Records for the exercise
○ ○ ○ ○ ○ ○ ○

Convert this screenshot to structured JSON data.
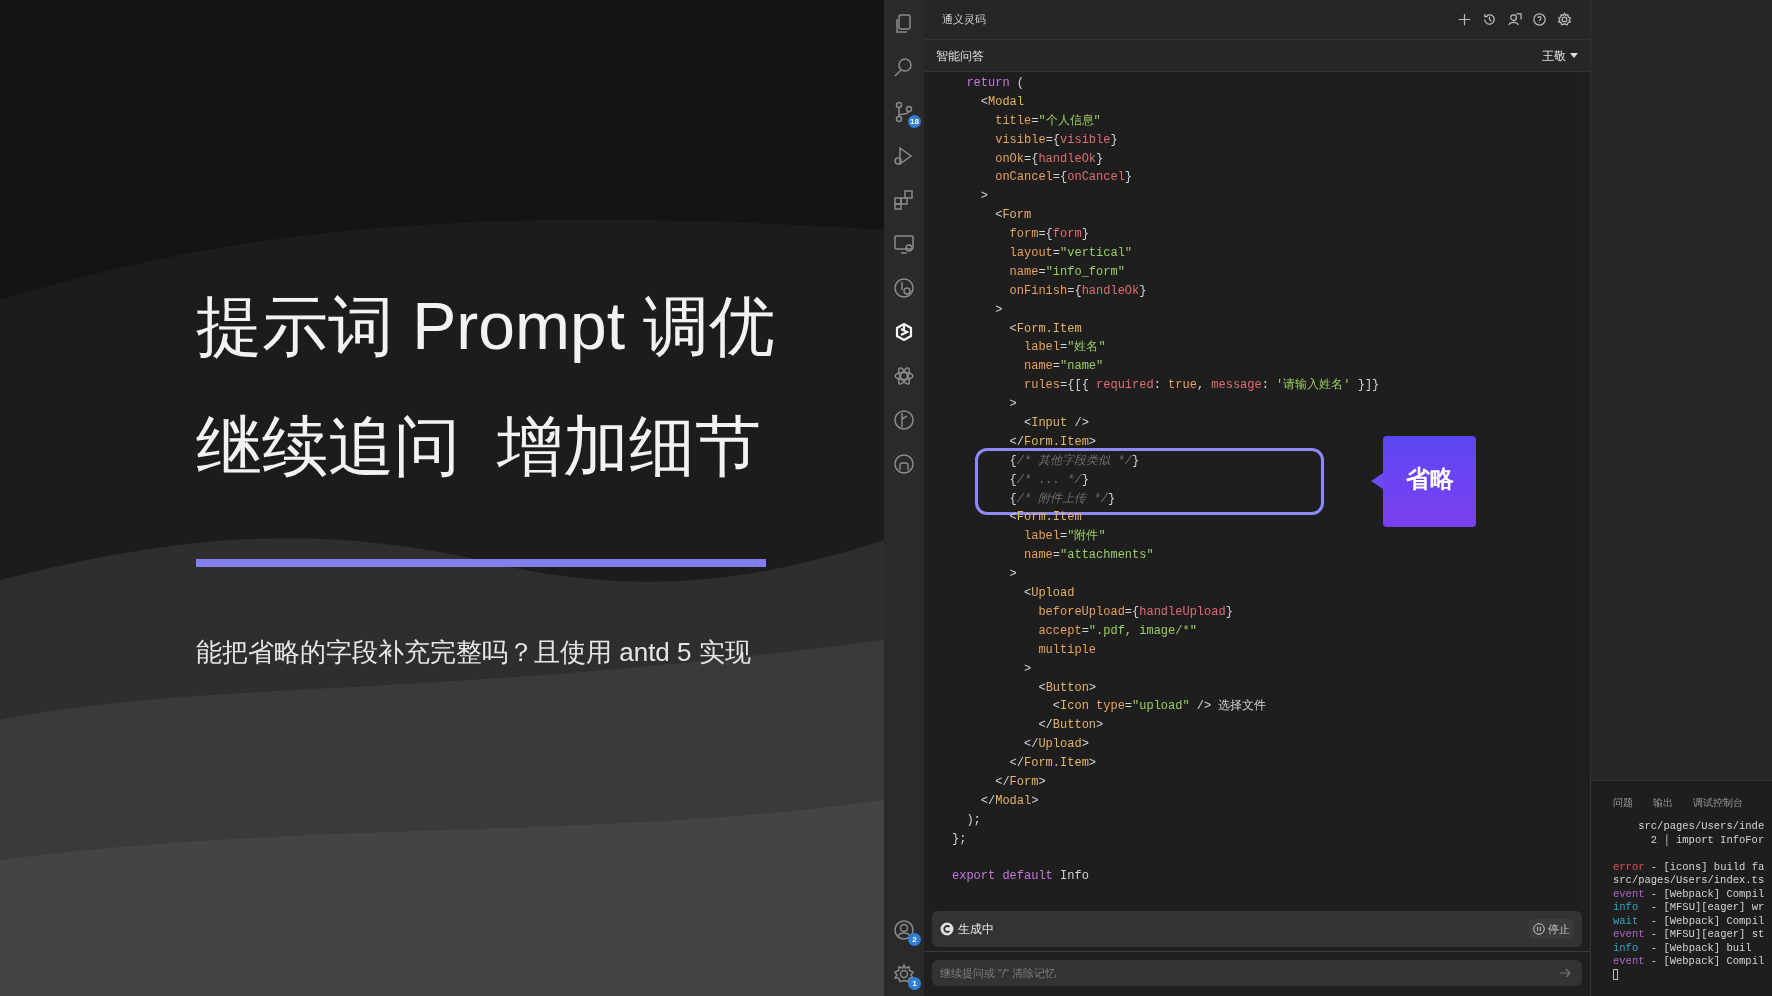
{
  "slide": {
    "title_lines": [
      "提示词 Prompt 调优",
      "继续追问  增加细节"
    ],
    "subtitle": "能把省略的字段补充完整吗？且使用 antd 5 实现"
  },
  "activity_bar": {
    "top": [
      {
        "kind": "files",
        "selected": false
      },
      {
        "kind": "search",
        "selected": false
      },
      {
        "kind": "branch",
        "selected": false,
        "badge": "18"
      },
      {
        "kind": "run",
        "selected": false
      },
      {
        "kind": "blocks",
        "selected": false
      },
      {
        "kind": "monitor",
        "selected": false
      },
      {
        "kind": "clock",
        "selected": false
      },
      {
        "kind": "spark",
        "selected": true
      },
      {
        "kind": "atom",
        "selected": false
      },
      {
        "kind": "graph",
        "selected": false
      },
      {
        "kind": "cat",
        "selected": false
      }
    ],
    "bottom": [
      {
        "kind": "account",
        "badge": "2"
      },
      {
        "kind": "gear",
        "badge": "1"
      }
    ]
  },
  "assistant": {
    "title": "通义灵码",
    "toolbar": [
      {
        "kind": "plus"
      },
      {
        "kind": "history"
      },
      {
        "kind": "person"
      },
      {
        "kind": "help"
      },
      {
        "kind": "gear"
      }
    ],
    "header": "智能问答",
    "user": "王敬",
    "code": [
      {
        "highlighted": false,
        "lines": [
          {
            "tokens": [
              {
                "kind": "kw",
                "t": "  return "
              },
              {
                "kind": "p",
                "t": "("
              }
            ]
          },
          {
            "tokens": [
              {
                "kind": "p",
                "t": "    <"
              },
              {
                "kind": "tag",
                "t": "Modal"
              }
            ]
          },
          {
            "tokens": [
              {
                "kind": "attr",
                "t": "      title"
              },
              {
                "kind": "p",
                "t": "="
              },
              {
                "kind": "str",
                "t": "\"个人信息\""
              }
            ]
          },
          {
            "tokens": [
              {
                "kind": "attr",
                "t": "      visible"
              },
              {
                "kind": "p",
                "t": "={"
              },
              {
                "kind": "expr",
                "t": "visible"
              },
              {
                "kind": "p",
                "t": "}"
              }
            ]
          },
          {
            "tokens": [
              {
                "kind": "attr",
                "t": "      onOk"
              },
              {
                "kind": "p",
                "t": "={"
              },
              {
                "kind": "expr",
                "t": "handleOk"
              },
              {
                "kind": "p",
                "t": "}"
              }
            ]
          },
          {
            "tokens": [
              {
                "kind": "attr",
                "t": "      onCancel"
              },
              {
                "kind": "p",
                "t": "={"
              },
              {
                "kind": "expr",
                "t": "onCancel"
              },
              {
                "kind": "p",
                "t": "}"
              }
            ]
          },
          {
            "tokens": [
              {
                "kind": "p",
                "t": "    >"
              }
            ]
          },
          {
            "tokens": [
              {
                "kind": "p",
                "t": "      <"
              },
              {
                "kind": "tag",
                "t": "Form"
              }
            ]
          },
          {
            "tokens": [
              {
                "kind": "attr",
                "t": "        form"
              },
              {
                "kind": "p",
                "t": "={"
              },
              {
                "kind": "expr",
                "t": "form"
              },
              {
                "kind": "p",
                "t": "}"
              }
            ]
          },
          {
            "tokens": [
              {
                "kind": "attr",
                "t": "        layout"
              },
              {
                "kind": "p",
                "t": "="
              },
              {
                "kind": "str",
                "t": "\"vertical\""
              }
            ]
          },
          {
            "tokens": [
              {
                "kind": "attr",
                "t": "        name"
              },
              {
                "kind": "p",
                "t": "="
              },
              {
                "kind": "str",
                "t": "\"info_form\""
              }
            ]
          },
          {
            "tokens": [
              {
                "kind": "attr",
                "t": "        onFinish"
              },
              {
                "kind": "p",
                "t": "={"
              },
              {
                "kind": "expr",
                "t": "handleOk"
              },
              {
                "kind": "p",
                "t": "}"
              }
            ]
          },
          {
            "tokens": [
              {
                "kind": "p",
                "t": "      >"
              }
            ]
          },
          {
            "tokens": [
              {
                "kind": "p",
                "t": "        <"
              },
              {
                "kind": "tag",
                "t": "Form.Item"
              }
            ]
          },
          {
            "tokens": [
              {
                "kind": "attr",
                "t": "          label"
              },
              {
                "kind": "p",
                "t": "="
              },
              {
                "kind": "str",
                "t": "\"姓名\""
              }
            ]
          },
          {
            "tokens": [
              {
                "kind": "attr",
                "t": "          name"
              },
              {
                "kind": "p",
                "t": "="
              },
              {
                "kind": "str",
                "t": "\"name\""
              }
            ]
          },
          {
            "tokens": [
              {
                "kind": "attr",
                "t": "          rules"
              },
              {
                "kind": "p",
                "t": "={[{ "
              },
              {
                "kind": "expr",
                "t": "required"
              },
              {
                "kind": "p",
                "t": ": "
              },
              {
                "kind": "attr",
                "t": "true"
              },
              {
                "kind": "p",
                "t": ", "
              },
              {
                "kind": "expr",
                "t": "message"
              },
              {
                "kind": "p",
                "t": ": "
              },
              {
                "kind": "str",
                "t": "'请输入姓名'"
              },
              {
                "kind": "p",
                "t": " }]}"
              }
            ]
          },
          {
            "tokens": [
              {
                "kind": "p",
                "t": "        >"
              }
            ]
          },
          {
            "tokens": [
              {
                "kind": "p",
                "t": "          <"
              },
              {
                "kind": "tag",
                "t": "Input"
              },
              {
                "kind": "p",
                "t": " />"
              }
            ]
          },
          {
            "tokens": [
              {
                "kind": "p",
                "t": "        </"
              },
              {
                "kind": "tag",
                "t": "Form.Item"
              },
              {
                "kind": "p",
                "t": ">"
              }
            ]
          }
        ]
      },
      {
        "highlighted": true,
        "lines": [
          {
            "tokens": [
              {
                "kind": "p",
                "t": "        {"
              },
              {
                "kind": "cm",
                "t": "/* 其他字段类似 */"
              },
              {
                "kind": "p",
                "t": "}"
              }
            ]
          },
          {
            "tokens": [
              {
                "kind": "p",
                "t": "        {"
              },
              {
                "kind": "cm",
                "t": "/* ... */"
              },
              {
                "kind": "p",
                "t": "}"
              }
            ]
          },
          {
            "tokens": [
              {
                "kind": "p",
                "t": "        {"
              },
              {
                "kind": "cm",
                "t": "/* 附件上传 */"
              },
              {
                "kind": "p",
                "t": "}"
              }
            ]
          }
        ]
      },
      {
        "highlighted": false,
        "lines": [
          {
            "tokens": [
              {
                "kind": "p",
                "t": "        <"
              },
              {
                "kind": "tag",
                "t": "Form.Item"
              }
            ]
          },
          {
            "tokens": [
              {
                "kind": "attr",
                "t": "          label"
              },
              {
                "kind": "p",
                "t": "="
              },
              {
                "kind": "str",
                "t": "\"附件\""
              }
            ]
          },
          {
            "tokens": [
              {
                "kind": "attr",
                "t": "          name"
              },
              {
                "kind": "p",
                "t": "="
              },
              {
                "kind": "str",
                "t": "\"attachments\""
              }
            ]
          },
          {
            "tokens": [
              {
                "kind": "p",
                "t": "        >"
              }
            ]
          },
          {
            "tokens": [
              {
                "kind": "p",
                "t": "          <"
              },
              {
                "kind": "tag",
                "t": "Upload"
              }
            ]
          },
          {
            "tokens": [
              {
                "kind": "attr",
                "t": "            beforeUpload"
              },
              {
                "kind": "p",
                "t": "={"
              },
              {
                "kind": "expr",
                "t": "handleUpload"
              },
              {
                "kind": "p",
                "t": "}"
              }
            ]
          },
          {
            "tokens": [
              {
                "kind": "attr",
                "t": "            accept"
              },
              {
                "kind": "p",
                "t": "="
              },
              {
                "kind": "str",
                "t": "\".pdf, image/*\""
              }
            ]
          },
          {
            "tokens": [
              {
                "kind": "attr",
                "t": "            multiple"
              }
            ]
          },
          {
            "tokens": [
              {
                "kind": "p",
                "t": "          >"
              }
            ]
          },
          {
            "tokens": [
              {
                "kind": "p",
                "t": "            <"
              },
              {
                "kind": "tag",
                "t": "Button"
              },
              {
                "kind": "p",
                "t": ">"
              }
            ]
          },
          {
            "tokens": [
              {
                "kind": "p",
                "t": "              <"
              },
              {
                "kind": "tag",
                "t": "Icon "
              },
              {
                "kind": "attr",
                "t": "type"
              },
              {
                "kind": "p",
                "t": "="
              },
              {
                "kind": "str",
                "t": "\"upload\""
              },
              {
                "kind": "p",
                "t": " /> 选择文件"
              }
            ]
          },
          {
            "tokens": [
              {
                "kind": "p",
                "t": "            </"
              },
              {
                "kind": "tag",
                "t": "Button"
              },
              {
                "kind": "p",
                "t": ">"
              }
            ]
          },
          {
            "tokens": [
              {
                "kind": "p",
                "t": "          </"
              },
              {
                "kind": "tag",
                "t": "Upload"
              },
              {
                "kind": "p",
                "t": ">"
              }
            ]
          },
          {
            "tokens": [
              {
                "kind": "p",
                "t": "        </"
              },
              {
                "kind": "tag",
                "t": "Form.Item"
              },
              {
                "kind": "p",
                "t": ">"
              }
            ]
          },
          {
            "tokens": [
              {
                "kind": "p",
                "t": "      </"
              },
              {
                "kind": "tag",
                "t": "Form"
              },
              {
                "kind": "p",
                "t": ">"
              }
            ]
          },
          {
            "tokens": [
              {
                "kind": "p",
                "t": "    </"
              },
              {
                "kind": "tag",
                "t": "Modal"
              },
              {
                "kind": "p",
                "t": ">"
              }
            ]
          },
          {
            "tokens": [
              {
                "kind": "p",
                "t": "  );"
              }
            ]
          },
          {
            "tokens": [
              {
                "kind": "p",
                "t": "};"
              }
            ]
          },
          {
            "kind": "blank"
          },
          {
            "tokens": [
              {
                "kind": "kw",
                "t": "export default "
              },
              {
                "kind": "p",
                "t": "Info"
              }
            ]
          }
        ]
      }
    ],
    "callout": "省略",
    "status": "生成中",
    "stop": "停止",
    "input_placeholder": "继续提问或 \"/\" 清除记忆"
  },
  "terminal": {
    "tabs": [
      "问题",
      "输出",
      "调试控制台"
    ],
    "lines": [
      {
        "tokens": [
          {
            "kind": "p",
            "t": "    src/pages/Users/inde"
          }
        ]
      },
      {
        "tokens": [
          {
            "kind": "p",
            "t": "      2 │ import InfoFor"
          }
        ]
      },
      {
        "kind": "blank"
      },
      {
        "tokens": [
          {
            "kind": "error",
            "t": "error"
          },
          {
            "kind": "p",
            "t": " - [icons] build fa"
          }
        ]
      },
      {
        "tokens": [
          {
            "kind": "p",
            "t": "src/pages/Users/index.ts"
          }
        ]
      },
      {
        "tokens": [
          {
            "kind": "event",
            "t": "event"
          },
          {
            "kind": "p",
            "t": " - [Webpack] Compil"
          }
        ]
      },
      {
        "tokens": [
          {
            "kind": "info",
            "t": "info"
          },
          {
            "kind": "p",
            "t": "  - [MFSU][eager] wr"
          }
        ]
      },
      {
        "tokens": [
          {
            "kind": "info",
            "t": "wait"
          },
          {
            "kind": "p",
            "t": "  - [Webpack] Compil"
          }
        ]
      },
      {
        "tokens": [
          {
            "kind": "event",
            "t": "event"
          },
          {
            "kind": "p",
            "t": " - [MFSU][eager] st"
          }
        ]
      },
      {
        "tokens": [
          {
            "kind": "info",
            "t": "info"
          },
          {
            "kind": "p",
            "t": "  - [Webpack] buil"
          }
        ]
      },
      {
        "tokens": [
          {
            "kind": "event",
            "t": "event"
          },
          {
            "kind": "p",
            "t": " - [Webpack] Compil"
          }
        ]
      }
    ]
  }
}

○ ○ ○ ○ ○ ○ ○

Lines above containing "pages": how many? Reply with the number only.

Exercise result
2